Nathanial/Bartholomew made a prejudical remark about Jesus coming from Nazareth, but was quick to withdraw it, after he met Jesus.  All of us, who wish to follow Jesus, must be aware of our prejudices against places of birth, racial or denominatinal differences in others.  When we look closely for ourselves, we will find good in places, where we looked for none.  Many people are kept away from the ways of God by the unreasonable prejudices they conceive.  I have been living and working on this street for nearly fifteen years.  I have come to see that in not judging that I encounter God in places I would never have met God.  Thirteen years ago I held prejudices against needle exchange–then I started doing it, and encountered God in so many, and and different ways–I came to understand her suffering in the people I serve, the struggles, the fears, and I came to understand what it was to give life, life without reservation.  I am asked about what I accomplish and I remember the words of Jesus:  “and whoever gives even a cup of cold water to one of these little ones in the name of a disciple–truly I tell you, none of these will lose their reward.”

Giving “a cup of cold water” is simply all Jesus requires, but like Nathaniel once we strip away our prejudices that cup of cold water will embrace the world.
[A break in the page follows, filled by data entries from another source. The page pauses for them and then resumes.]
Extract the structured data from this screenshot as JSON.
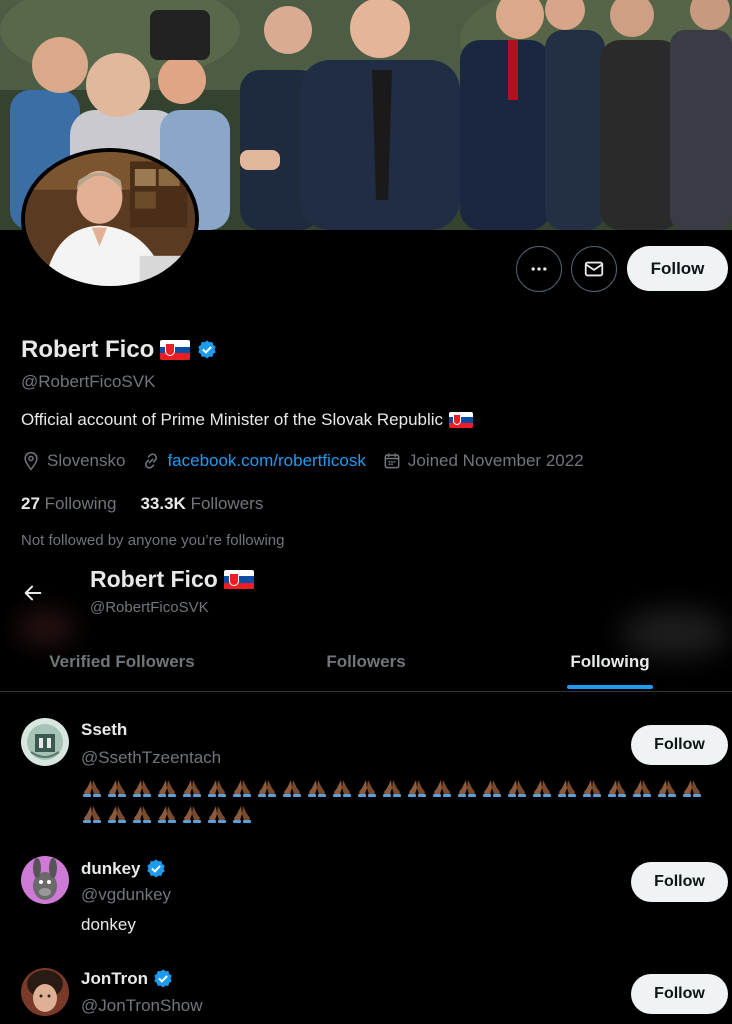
{
  "profile": {
    "name": "Robert Fico",
    "handle": "@RobertFicoSVK",
    "bio": "Official account of Prime Minister of the Slovak Republic",
    "location": "Slovensko",
    "website": "facebook.com/robertficosk",
    "joined": "Joined November 2022",
    "following_count": "27",
    "following_label": "Following",
    "followers_count": "33.3K",
    "followers_label": "Followers",
    "not_followed": "Not followed by anyone you’re following",
    "follow_label": "Follow"
  },
  "sticky_header": {
    "name": "Robert Fico",
    "handle": "@RobertFicoSVK"
  },
  "tabs": [
    {
      "label": "Verified Followers",
      "active": false
    },
    {
      "label": "Followers",
      "active": false
    },
    {
      "label": "Following",
      "active": true
    }
  ],
  "following_list": [
    {
      "name": "Sseth",
      "handle": "@SsethTzeentach",
      "verified": false,
      "bio_emoji_count": 32,
      "bio_emoji": "folded-hands-medium-dark-skin",
      "follow_label": "Follow"
    },
    {
      "name": "dunkey",
      "handle": "@vgdunkey",
      "verified": true,
      "bio": "donkey",
      "follow_label": "Follow"
    },
    {
      "name": "JonTron",
      "handle": "@JonTronShow",
      "verified": true,
      "follow_label": "Follow"
    }
  ],
  "colors": {
    "accent": "#1d9bf0",
    "background": "#000000",
    "text_primary": "#e7e9ea",
    "text_secondary": "#71767b",
    "button_light": "#eff3f4"
  },
  "icons": {
    "more": "more-dots-icon",
    "message": "envelope-icon",
    "location": "location-pin-icon",
    "link": "link-icon",
    "calendar": "calendar-icon",
    "back": "back-arrow-icon",
    "verified": "verified-badge-icon"
  }
}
James, 21, stopped by, wanting money to go to San Rafel, to get away from abusive situaiton. I gave him $5.00, but he wanted more to have a guarantee to get back in a week, and I told him, no, he could pan handle over there, or get his friend to pay for it. He says he has appendicitus,  but want do anything about it, and I find that full of bullshit.  He is a guy who always begs, pleads, gets into abusive relatioships, and never sees into accepting responsibility for his actions. I gave him the five, some food to eat, and listened, and he went on his way, pleading and begging.  He is one I have offered to get him in treatment or in a shelter and he does not want that–he prefers his life as it is.  Again all I can do is give him the moment.

Had dinner with catherine, roy. devilin from chicago group hung out until 1. outreach. celebrated Eucharist.  i am totally, totally exhausted. Deo Gratis! Thanks be to God!

“A Day of Rest”

August 24, 2009

August 23, Jn. 6:60-69

Today I took off. I worked twenty straight hours yesterday.  It was not intentional, but I got up for mass at 7 and meant to rest in the afternoon, but one person after another decided they needed some food, and then my group came at 7 and I had them until 2:30 and then a kid showed up with a severe problem until almost 4. So I took off today. My body hurt like hell, I took a long walk down to the bay, read scripture, prayed, and then went to the hot tubs, and soaked for an hour and a half, had dinner with Stephen and now I am going to bed.  This morning the paper was full of head lines of people out of work, of people lining up for minimum wage jobs, and my lines are growing bigger at my meals.  I think of how I really have not felt this in the sense of being really low on money. I continue to do the work, I continue to feed, I get by. I do cut back, but not the desperation that so many people are going through. I feel guilty sometimes. I do not see myself as blessed,  I see myself as frankly being lucky.  When I worry about the future I simply think only of today and live in the moment for that is all we have.  And so my day is over at 7:00 p.m. tonight. Deo Gratis! Thanks be to God!”